I’m fascinated to hear from Vision Pro users how vision correction works and doesn’t work. @xdev has written some about how he can still use his hard contacts, though with less eye-tracking accuracy, and @mcohen was just telling me privately that he needs prisms in one lens of his glasses, which the Vision Pro lenses won’t do, so he sees double in that eye while using the Vision Pro. Unless he moves the window very close in virtual space, which turned out to be a big win for him.

I wrote about this back in June, and I’m still curious about what’s really going on in the optics of the Vision Pro. It seems that it’s somehow tweaked to be in focus only with 20/20 (roughly speaking) vision, but is there more to that than software? My eyes focus really well at a couple of inches, which is just about how close the screens really are.

Is there an optometrist out there who might know more about what’s going on?

2 Likes

I have heard that the (fixed) focal distance for the AVP is 1.3 meters. The physical distance is a few cm but the optics make it appear to the eye as though the screen is 1.3 m away. This is surprising to me - I would have thought that setting it at infinity would make more sense. Then people with good distance vision but poor close up vision ( like people with presbyopia or with cataract replacement lenses) would have no trouble. I have cataract lenses and have very good vision at distances >20 feet so would need “reader” lenses in the AVP. (But I doubt I will ever buy one, so this point is moot).

3 Likes

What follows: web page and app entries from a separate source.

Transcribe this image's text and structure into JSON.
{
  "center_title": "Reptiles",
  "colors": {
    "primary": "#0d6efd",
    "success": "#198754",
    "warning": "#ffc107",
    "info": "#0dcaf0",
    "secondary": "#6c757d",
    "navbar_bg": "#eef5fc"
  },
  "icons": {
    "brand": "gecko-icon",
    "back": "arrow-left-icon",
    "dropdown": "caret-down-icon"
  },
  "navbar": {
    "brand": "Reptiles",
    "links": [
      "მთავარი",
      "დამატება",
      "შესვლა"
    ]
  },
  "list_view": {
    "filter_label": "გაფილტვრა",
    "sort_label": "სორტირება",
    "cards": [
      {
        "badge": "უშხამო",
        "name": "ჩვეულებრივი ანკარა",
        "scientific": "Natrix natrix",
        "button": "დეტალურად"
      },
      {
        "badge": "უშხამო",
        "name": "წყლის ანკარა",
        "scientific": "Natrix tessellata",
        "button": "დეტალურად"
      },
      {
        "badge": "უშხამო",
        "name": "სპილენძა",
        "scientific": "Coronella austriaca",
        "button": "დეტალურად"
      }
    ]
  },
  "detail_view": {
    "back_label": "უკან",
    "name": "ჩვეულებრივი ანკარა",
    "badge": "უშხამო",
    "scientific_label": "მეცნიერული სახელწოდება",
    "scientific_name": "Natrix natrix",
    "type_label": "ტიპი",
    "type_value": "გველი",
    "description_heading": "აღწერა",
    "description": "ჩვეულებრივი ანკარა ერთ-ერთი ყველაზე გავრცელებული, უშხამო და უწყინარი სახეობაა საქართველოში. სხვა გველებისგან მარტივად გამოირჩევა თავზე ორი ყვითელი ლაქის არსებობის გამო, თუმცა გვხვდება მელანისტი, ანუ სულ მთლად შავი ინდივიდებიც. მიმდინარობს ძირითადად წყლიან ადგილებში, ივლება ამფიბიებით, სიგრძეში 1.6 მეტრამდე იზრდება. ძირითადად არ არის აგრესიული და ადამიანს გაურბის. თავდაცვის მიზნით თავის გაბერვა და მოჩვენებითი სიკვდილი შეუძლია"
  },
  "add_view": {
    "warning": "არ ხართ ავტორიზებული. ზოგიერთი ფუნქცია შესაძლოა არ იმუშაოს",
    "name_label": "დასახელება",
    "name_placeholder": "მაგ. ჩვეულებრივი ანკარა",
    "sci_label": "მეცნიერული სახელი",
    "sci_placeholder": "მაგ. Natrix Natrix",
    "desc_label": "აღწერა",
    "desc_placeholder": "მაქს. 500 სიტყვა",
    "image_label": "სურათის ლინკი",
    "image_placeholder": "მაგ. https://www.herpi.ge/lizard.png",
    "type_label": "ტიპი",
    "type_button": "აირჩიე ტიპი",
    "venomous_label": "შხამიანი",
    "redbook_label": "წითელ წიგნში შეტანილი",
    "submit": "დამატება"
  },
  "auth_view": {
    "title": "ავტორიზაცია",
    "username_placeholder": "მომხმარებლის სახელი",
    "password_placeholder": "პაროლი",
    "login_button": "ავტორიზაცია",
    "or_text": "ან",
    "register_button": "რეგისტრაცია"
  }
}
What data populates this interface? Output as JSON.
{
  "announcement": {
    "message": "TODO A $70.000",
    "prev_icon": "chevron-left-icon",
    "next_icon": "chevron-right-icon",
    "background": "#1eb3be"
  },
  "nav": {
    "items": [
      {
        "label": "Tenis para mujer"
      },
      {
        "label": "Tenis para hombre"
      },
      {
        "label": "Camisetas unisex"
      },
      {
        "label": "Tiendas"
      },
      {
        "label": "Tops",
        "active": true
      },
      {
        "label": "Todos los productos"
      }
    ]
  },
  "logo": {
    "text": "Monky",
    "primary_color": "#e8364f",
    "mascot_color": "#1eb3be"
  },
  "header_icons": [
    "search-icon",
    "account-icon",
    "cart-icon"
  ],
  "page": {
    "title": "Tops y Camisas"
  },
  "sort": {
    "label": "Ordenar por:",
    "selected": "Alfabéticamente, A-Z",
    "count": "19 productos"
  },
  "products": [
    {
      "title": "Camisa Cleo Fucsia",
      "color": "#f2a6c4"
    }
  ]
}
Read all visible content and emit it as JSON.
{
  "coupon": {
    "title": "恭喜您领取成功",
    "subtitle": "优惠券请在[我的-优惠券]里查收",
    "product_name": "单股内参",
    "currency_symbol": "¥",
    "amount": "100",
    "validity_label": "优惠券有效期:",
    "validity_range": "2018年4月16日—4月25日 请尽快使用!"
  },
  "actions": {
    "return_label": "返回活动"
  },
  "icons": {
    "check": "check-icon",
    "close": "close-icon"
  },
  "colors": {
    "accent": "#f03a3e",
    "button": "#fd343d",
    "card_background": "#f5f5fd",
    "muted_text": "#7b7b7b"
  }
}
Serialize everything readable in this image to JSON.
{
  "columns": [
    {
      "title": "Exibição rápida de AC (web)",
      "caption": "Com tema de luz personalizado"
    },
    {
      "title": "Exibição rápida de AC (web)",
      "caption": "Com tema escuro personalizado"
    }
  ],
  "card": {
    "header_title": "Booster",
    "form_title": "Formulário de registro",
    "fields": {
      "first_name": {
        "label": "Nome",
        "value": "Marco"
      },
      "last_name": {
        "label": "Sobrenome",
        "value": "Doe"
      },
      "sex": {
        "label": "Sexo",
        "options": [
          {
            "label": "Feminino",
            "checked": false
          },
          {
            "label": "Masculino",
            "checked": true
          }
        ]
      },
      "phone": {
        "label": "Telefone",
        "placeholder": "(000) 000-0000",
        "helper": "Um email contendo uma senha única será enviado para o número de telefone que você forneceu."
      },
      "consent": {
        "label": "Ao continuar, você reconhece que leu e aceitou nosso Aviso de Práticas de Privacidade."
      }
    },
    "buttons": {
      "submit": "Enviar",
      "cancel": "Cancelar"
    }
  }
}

This was my assumption too, Adam. And after completing the demo I asked if I could try the device without the prescription inserts they used, based on analyzing my eyeglasses. (Like you, I’m near signted.)

However, to my surprise and disappointment, without the corrective lenses the Vision Pro displays were about as blurry as my regular vision.

I did buy a Vision Pro, and had to wait a week for Zeiss to ship my lenses. During that time I was able to use the device, but not well, as my natural tendency to squint in order to improve my vision seemed to interfere with the eye tracking. (Not always, but often enough to be annoying.) Now that my lenses have arrived, things are crystal clear and the device works much more smoothly.

5 Likes

Hoping that Adam’s info was not definitive, and while in a financial dither over whether to purchase a Vision Pro, I looked into the specific requirements for Zeiss to provide the required lenses for those of us without naturally 20/20 eyesight at their Prescription guide.

My glasses have a prism correction, without which I have some double vision. Before I got my new prescription, I couldn’t play tennis very well, although I could – with some unease – drive a car.

The last question on the Zeiss checklist is, “Do you wear glasses with prism correction?” The default answer is “NO”, but if you click “YES”, you get this response: “We’re really sorry, but at the moment ZEISS Optical Inserts cannot provide vision correction for prism. Unfortunately, we are currently unable to produce ZEISS Optical Inserts for you.”

So, no Vision Pro for me. (My bank account sighed with relief.)

1 Like

Why were you surprised that without something Apple specifically recommends, the device didn’t work?

Well, it did work, just not optimally. This is worth noting. It took a week for my lenses to arrive and I was able to use the device somewhat while waiting.

Secondly, as I stated, the reason for the surprise is what Adam expressed. The screens are well within clarity range of the nearsighted.

1 Like